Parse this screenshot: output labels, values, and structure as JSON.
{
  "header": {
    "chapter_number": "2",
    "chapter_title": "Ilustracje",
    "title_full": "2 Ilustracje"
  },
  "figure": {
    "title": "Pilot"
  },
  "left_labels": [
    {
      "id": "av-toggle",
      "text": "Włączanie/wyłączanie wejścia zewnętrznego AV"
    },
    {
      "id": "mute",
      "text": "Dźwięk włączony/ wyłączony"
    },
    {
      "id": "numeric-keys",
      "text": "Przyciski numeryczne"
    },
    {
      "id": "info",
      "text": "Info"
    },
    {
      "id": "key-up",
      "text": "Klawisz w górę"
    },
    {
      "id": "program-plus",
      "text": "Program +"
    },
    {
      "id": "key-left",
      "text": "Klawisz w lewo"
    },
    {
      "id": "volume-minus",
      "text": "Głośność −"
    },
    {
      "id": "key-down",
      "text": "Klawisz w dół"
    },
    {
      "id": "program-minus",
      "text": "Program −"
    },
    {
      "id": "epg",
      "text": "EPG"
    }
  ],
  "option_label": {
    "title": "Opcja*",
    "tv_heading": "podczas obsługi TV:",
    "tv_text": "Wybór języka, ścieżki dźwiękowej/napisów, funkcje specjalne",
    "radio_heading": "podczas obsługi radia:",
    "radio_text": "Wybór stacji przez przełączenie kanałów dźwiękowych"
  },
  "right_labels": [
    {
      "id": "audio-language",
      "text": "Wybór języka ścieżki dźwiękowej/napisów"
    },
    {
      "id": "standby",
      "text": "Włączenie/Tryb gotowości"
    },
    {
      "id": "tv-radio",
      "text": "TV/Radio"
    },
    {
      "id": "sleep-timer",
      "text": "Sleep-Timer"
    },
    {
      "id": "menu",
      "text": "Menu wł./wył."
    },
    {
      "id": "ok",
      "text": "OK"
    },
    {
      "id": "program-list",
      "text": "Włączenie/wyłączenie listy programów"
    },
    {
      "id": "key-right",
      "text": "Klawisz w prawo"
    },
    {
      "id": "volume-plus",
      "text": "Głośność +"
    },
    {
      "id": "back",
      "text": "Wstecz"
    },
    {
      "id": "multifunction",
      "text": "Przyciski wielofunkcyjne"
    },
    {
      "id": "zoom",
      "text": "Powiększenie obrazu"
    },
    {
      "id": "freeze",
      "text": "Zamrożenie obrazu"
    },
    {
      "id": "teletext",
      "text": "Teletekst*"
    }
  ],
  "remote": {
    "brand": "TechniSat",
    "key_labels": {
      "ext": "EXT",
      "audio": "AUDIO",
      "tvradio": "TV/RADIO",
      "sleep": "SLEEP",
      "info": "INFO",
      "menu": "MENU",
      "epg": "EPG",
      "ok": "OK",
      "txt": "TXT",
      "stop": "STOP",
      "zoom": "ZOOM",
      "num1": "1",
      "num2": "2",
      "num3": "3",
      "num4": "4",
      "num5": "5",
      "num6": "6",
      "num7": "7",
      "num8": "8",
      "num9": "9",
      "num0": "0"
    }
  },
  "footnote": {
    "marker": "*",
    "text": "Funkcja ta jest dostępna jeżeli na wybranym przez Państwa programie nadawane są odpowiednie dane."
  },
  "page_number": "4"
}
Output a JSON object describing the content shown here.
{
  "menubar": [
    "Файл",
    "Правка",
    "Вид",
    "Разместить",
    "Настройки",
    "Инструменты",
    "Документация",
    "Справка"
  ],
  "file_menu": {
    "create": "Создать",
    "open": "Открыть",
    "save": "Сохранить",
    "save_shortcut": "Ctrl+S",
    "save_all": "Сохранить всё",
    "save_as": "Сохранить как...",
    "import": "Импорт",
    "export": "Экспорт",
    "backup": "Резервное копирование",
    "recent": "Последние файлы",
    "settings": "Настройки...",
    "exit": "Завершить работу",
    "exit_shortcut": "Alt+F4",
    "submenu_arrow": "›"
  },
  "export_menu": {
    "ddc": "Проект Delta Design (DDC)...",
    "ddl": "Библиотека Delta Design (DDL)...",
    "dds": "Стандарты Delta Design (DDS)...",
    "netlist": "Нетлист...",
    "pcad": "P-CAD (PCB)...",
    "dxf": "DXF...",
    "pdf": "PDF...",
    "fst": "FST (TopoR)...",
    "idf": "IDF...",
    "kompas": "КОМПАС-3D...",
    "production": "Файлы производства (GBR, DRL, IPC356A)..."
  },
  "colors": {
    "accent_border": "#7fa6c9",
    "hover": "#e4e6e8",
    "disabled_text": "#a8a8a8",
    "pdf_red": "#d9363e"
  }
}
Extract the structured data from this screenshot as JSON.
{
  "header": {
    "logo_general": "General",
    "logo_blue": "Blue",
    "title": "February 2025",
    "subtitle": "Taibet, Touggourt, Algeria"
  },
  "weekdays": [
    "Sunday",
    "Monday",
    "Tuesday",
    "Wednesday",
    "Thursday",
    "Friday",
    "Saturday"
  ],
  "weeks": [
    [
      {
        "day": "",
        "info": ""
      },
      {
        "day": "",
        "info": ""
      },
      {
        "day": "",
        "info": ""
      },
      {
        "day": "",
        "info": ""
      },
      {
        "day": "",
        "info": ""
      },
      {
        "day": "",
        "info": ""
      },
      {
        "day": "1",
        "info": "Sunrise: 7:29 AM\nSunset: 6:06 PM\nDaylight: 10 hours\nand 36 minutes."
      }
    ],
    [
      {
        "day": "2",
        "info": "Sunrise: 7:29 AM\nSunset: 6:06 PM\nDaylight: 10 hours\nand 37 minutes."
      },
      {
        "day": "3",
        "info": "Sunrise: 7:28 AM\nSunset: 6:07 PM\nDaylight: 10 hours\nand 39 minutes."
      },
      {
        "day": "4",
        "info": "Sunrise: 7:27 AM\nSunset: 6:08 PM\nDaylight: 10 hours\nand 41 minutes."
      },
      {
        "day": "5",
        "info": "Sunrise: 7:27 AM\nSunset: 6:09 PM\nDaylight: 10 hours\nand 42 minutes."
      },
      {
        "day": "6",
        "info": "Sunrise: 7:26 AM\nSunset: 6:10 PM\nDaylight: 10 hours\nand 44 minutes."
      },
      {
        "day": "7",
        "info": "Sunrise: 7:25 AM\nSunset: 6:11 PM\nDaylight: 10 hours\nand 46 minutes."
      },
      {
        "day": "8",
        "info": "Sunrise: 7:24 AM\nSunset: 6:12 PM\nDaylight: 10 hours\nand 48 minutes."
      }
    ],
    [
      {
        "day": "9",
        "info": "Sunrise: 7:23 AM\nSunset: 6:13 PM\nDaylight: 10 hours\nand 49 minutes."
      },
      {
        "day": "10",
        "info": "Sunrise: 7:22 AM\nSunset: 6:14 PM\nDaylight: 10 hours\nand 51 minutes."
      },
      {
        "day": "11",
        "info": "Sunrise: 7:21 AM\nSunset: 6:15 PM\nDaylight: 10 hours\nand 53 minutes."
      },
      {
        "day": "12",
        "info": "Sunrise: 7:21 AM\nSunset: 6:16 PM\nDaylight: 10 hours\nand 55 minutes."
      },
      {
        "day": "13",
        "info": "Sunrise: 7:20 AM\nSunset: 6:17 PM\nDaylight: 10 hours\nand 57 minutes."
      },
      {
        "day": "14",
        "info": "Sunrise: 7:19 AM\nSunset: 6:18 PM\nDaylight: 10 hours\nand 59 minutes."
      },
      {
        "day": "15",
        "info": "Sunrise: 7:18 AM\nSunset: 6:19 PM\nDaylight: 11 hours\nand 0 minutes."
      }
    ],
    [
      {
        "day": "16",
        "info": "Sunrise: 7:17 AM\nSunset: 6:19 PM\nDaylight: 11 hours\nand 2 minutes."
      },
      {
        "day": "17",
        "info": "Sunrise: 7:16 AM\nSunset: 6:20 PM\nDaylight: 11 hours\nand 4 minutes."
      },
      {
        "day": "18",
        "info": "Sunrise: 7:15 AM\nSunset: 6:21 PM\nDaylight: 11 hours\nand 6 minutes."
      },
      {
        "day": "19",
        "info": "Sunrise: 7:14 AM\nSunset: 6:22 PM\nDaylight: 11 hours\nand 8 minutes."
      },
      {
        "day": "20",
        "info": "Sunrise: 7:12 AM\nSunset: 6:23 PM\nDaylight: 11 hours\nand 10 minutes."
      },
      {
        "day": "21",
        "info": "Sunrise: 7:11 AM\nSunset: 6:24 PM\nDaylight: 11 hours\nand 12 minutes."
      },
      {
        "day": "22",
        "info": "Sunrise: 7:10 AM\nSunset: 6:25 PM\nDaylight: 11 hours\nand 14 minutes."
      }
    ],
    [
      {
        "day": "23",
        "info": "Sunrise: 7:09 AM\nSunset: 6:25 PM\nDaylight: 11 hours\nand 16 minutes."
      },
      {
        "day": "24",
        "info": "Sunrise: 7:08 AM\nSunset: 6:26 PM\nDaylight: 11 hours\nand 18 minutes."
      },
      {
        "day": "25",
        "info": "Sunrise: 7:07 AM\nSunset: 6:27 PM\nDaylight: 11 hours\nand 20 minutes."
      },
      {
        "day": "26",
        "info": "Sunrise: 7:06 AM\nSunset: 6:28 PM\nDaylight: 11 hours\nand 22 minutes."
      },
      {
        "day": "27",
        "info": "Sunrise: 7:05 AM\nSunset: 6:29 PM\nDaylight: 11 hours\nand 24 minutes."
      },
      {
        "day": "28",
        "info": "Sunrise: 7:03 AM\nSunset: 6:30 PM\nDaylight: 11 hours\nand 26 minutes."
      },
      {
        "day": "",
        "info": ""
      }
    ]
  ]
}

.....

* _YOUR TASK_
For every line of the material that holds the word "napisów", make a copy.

* _PROBLEM SOLUTION_
    "tv_text": "Wybór języka, ścieżki dźwiękowej/napisów, funkcje specjalne",
      "text": "Wybór języka ścieżki dźwiękowej/napisów"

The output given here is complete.